*** Given entries Section Begins ***
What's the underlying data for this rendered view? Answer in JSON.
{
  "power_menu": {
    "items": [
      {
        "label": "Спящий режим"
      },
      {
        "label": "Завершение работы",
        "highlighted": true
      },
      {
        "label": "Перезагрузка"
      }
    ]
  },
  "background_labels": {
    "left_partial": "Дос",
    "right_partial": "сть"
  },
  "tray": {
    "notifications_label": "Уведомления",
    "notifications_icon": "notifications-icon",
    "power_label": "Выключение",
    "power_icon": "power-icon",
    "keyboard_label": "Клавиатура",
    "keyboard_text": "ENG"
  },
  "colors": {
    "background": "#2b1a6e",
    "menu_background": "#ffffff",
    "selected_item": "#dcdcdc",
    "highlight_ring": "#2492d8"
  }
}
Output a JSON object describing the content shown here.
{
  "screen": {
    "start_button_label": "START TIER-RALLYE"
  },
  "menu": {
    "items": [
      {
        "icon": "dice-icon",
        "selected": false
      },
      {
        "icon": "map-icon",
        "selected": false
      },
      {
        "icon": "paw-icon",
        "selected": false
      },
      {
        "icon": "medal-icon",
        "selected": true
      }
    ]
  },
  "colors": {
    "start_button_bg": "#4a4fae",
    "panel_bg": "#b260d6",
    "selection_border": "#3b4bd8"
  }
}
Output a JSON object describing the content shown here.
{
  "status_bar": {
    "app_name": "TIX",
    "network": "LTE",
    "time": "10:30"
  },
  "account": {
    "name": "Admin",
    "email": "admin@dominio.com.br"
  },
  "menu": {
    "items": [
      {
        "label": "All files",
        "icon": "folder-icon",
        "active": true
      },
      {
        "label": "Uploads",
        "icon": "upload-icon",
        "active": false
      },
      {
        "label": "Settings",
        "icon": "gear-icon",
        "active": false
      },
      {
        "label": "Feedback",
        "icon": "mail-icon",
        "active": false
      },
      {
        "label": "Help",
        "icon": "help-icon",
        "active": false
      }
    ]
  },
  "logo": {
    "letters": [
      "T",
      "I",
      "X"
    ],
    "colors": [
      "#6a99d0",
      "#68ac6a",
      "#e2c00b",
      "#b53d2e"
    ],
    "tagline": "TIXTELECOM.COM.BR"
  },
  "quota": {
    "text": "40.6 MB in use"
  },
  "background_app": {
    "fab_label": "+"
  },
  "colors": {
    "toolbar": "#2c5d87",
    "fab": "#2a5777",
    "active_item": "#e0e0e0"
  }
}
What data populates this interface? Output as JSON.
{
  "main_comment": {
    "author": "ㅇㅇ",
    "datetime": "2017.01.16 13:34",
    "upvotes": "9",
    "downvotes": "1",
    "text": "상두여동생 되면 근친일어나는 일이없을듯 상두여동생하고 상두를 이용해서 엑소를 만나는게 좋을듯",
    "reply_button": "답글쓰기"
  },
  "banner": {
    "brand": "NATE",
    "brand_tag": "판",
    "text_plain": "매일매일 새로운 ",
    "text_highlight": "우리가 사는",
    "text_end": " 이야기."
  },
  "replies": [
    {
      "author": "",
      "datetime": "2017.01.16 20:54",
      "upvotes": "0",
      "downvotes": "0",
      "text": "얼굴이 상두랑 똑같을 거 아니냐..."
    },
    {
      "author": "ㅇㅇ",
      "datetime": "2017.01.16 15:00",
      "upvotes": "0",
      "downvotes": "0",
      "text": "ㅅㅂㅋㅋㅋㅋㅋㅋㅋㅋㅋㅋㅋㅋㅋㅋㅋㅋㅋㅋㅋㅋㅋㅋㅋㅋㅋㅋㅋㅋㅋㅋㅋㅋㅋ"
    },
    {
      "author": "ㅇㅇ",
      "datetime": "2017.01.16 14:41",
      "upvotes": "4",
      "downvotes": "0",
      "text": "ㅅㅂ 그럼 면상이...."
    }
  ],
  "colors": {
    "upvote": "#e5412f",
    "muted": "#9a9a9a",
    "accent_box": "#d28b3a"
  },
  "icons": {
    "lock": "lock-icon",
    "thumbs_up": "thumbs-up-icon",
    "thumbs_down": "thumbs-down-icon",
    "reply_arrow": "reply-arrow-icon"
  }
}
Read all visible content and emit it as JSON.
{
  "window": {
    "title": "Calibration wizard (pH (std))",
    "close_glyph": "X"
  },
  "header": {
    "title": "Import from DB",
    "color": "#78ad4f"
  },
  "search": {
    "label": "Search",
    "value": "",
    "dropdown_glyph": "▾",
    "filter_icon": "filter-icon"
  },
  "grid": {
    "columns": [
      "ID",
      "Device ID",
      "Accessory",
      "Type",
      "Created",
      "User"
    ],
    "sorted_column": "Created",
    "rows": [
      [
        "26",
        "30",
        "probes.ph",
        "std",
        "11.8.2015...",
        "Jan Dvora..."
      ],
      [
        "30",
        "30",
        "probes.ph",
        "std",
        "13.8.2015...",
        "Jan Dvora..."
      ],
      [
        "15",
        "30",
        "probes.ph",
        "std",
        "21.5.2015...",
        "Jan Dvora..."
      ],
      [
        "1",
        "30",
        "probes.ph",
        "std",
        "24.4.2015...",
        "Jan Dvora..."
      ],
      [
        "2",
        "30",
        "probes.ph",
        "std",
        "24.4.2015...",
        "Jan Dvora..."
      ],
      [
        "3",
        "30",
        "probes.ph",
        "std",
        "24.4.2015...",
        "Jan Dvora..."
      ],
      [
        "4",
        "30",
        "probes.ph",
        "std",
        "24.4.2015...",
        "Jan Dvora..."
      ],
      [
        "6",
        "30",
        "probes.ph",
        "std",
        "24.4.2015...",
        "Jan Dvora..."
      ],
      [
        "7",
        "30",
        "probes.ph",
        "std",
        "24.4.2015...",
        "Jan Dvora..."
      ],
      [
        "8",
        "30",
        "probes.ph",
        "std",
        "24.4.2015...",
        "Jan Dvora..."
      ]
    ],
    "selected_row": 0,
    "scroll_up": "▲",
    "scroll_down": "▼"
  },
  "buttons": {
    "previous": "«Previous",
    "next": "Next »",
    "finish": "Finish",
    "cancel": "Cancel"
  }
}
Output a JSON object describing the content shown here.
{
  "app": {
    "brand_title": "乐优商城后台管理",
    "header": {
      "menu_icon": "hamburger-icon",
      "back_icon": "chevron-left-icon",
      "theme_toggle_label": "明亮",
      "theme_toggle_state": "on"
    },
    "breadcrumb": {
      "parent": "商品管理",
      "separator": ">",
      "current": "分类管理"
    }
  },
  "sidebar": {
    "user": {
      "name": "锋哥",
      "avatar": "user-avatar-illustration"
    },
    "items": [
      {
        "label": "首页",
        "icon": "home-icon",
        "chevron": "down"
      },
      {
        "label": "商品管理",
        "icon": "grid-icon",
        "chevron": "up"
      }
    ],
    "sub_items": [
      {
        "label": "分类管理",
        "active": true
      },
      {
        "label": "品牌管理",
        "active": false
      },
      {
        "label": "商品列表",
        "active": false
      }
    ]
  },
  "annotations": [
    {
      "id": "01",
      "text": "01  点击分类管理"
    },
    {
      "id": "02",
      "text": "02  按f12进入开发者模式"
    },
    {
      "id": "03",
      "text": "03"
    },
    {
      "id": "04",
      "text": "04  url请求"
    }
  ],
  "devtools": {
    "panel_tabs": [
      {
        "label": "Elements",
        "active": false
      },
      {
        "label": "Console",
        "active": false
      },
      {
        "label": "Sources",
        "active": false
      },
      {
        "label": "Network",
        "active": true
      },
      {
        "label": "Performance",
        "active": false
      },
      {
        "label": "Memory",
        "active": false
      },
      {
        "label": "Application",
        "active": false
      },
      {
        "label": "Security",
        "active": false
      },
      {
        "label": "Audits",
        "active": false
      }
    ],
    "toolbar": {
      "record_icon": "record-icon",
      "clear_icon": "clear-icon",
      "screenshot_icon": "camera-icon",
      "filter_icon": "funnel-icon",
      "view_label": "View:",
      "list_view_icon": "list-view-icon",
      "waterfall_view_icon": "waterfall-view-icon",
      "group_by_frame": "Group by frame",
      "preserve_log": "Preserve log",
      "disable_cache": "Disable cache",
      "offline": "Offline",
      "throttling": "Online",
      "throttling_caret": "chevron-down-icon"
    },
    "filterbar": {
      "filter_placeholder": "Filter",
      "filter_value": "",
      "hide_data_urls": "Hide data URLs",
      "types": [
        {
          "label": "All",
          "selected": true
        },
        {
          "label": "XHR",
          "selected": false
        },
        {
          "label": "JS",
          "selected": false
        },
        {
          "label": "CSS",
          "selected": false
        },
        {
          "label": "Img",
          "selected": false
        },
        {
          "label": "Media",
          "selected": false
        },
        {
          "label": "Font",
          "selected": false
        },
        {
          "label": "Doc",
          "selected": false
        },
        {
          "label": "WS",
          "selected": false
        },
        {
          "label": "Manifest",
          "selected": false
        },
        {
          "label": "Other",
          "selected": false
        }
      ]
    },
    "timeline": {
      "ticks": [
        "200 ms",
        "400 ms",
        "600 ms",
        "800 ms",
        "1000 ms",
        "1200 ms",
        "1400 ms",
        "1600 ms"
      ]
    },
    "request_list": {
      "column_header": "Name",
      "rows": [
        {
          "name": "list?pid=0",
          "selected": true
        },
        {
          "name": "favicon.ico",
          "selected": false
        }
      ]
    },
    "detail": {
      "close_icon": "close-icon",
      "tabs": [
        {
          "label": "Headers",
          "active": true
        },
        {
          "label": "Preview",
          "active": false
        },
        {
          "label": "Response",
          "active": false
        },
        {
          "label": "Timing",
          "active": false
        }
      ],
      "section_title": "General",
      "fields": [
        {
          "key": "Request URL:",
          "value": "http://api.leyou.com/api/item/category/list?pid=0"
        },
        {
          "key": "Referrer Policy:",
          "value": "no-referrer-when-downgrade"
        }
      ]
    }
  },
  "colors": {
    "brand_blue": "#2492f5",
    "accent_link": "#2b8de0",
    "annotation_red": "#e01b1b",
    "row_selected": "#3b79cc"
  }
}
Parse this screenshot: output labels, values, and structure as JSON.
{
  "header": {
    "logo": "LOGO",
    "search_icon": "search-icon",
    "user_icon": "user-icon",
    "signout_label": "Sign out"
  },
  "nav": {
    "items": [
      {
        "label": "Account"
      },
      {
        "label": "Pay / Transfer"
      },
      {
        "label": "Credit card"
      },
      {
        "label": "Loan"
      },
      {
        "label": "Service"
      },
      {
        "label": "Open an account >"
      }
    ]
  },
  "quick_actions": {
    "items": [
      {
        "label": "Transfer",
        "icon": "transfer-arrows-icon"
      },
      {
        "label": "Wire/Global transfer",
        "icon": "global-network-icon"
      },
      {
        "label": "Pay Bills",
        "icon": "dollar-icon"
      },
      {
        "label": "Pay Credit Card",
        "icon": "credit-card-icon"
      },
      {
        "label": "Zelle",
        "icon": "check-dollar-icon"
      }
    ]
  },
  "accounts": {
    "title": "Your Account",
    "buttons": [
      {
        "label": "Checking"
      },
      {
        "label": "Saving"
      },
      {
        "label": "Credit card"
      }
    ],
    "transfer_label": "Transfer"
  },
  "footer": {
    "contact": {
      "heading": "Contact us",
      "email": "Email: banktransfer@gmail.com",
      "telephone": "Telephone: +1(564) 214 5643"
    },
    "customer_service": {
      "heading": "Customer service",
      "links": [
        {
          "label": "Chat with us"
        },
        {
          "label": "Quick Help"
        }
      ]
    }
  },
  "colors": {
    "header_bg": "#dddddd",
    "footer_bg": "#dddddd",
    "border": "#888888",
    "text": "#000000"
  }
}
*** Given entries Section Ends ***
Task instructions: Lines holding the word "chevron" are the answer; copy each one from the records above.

Expected answer:
      "back_icon": "chevron-left-icon",
        "chevron": "down"
        "chevron": "up"
      "throttling_caret": "chevron-down-icon"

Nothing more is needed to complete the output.